> _DATASET CONTENT_:
══════════

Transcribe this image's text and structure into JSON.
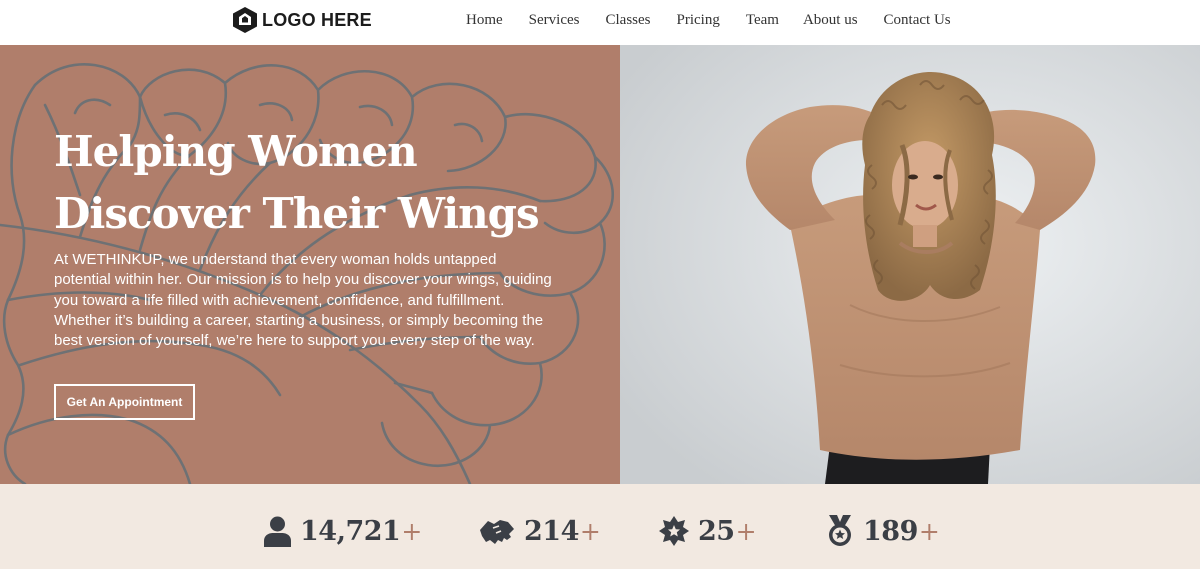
{
  "header": {
    "logo_text": "LOGO HERE",
    "logo_icon": "hexagon-home-icon",
    "nav": [
      "Home",
      "Services",
      "Classes",
      "Pricing",
      "Team",
      "About us",
      "Contact Us"
    ]
  },
  "hero": {
    "title_line1": "Helping Women",
    "title_line2": "Discover Their Wings",
    "description": "At WETHINKUP, we understand that every woman holds untapped potential within her. Our mission is to help you discover your wings, guiding you toward a life filled with achievement, confidence, and fulfillment. Whether it’s building a career, starting a business, or simply becoming the best version of yourself, we’re here to support you every step of the way.",
    "cta_label": "Get An Appointment",
    "photo_alt": "Smiling woman with curly hair in a tan sweater",
    "background_color": "#b07e6b"
  },
  "stats": {
    "plus_symbol": "+",
    "items": [
      {
        "icon": "user-icon",
        "value": "14,721"
      },
      {
        "icon": "handshake-icon",
        "value": "214"
      },
      {
        "icon": "badge-star-icon",
        "value": "25"
      },
      {
        "icon": "medal-icon",
        "value": "189"
      }
    ],
    "background_color": "#f2e9e1",
    "accent_color": "#b07e6b"
  }
}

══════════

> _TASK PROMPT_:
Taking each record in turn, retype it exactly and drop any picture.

> _SOLUTION FOR THIS TASK_:
Transcribe this image's text and structure into JSON.
{
  "header": {
    "logo_text": "LOGO HERE",
    "logo_icon": "hexagon-home-icon",
    "nav": [
      "Home",
      "Services",
      "Classes",
      "Pricing",
      "Team",
      "About us",
      "Contact Us"
    ]
  },
  "hero": {
    "title_line1": "Helping Women",
    "title_line2": "Discover Their Wings",
    "description": "At WETHINKUP, we understand that every woman holds untapped potential within her. Our mission is to help you discover your wings, guiding you toward a life filled with achievement, confidence, and fulfillment. Whether it’s building a career, starting a business, or simply becoming the best version of yourself, we’re here to support you every step of the way.",
    "cta_label": "Get An Appointment",
    "photo_alt": "Smiling woman with curly hair in a tan sweater",
    "background_color": "#b07e6b"
  },
  "stats": {
    "plus_symbol": "+",
    "items": [
      {
        "icon": "user-icon",
        "value": "14,721"
      },
      {
        "icon": "handshake-icon",
        "value": "214"
      },
      {
        "icon": "badge-star-icon",
        "value": "25"
      },
      {
        "icon": "medal-icon",
        "value": "189"
      }
    ],
    "background_color": "#f2e9e1",
    "accent_color": "#b07e6b"
  }
}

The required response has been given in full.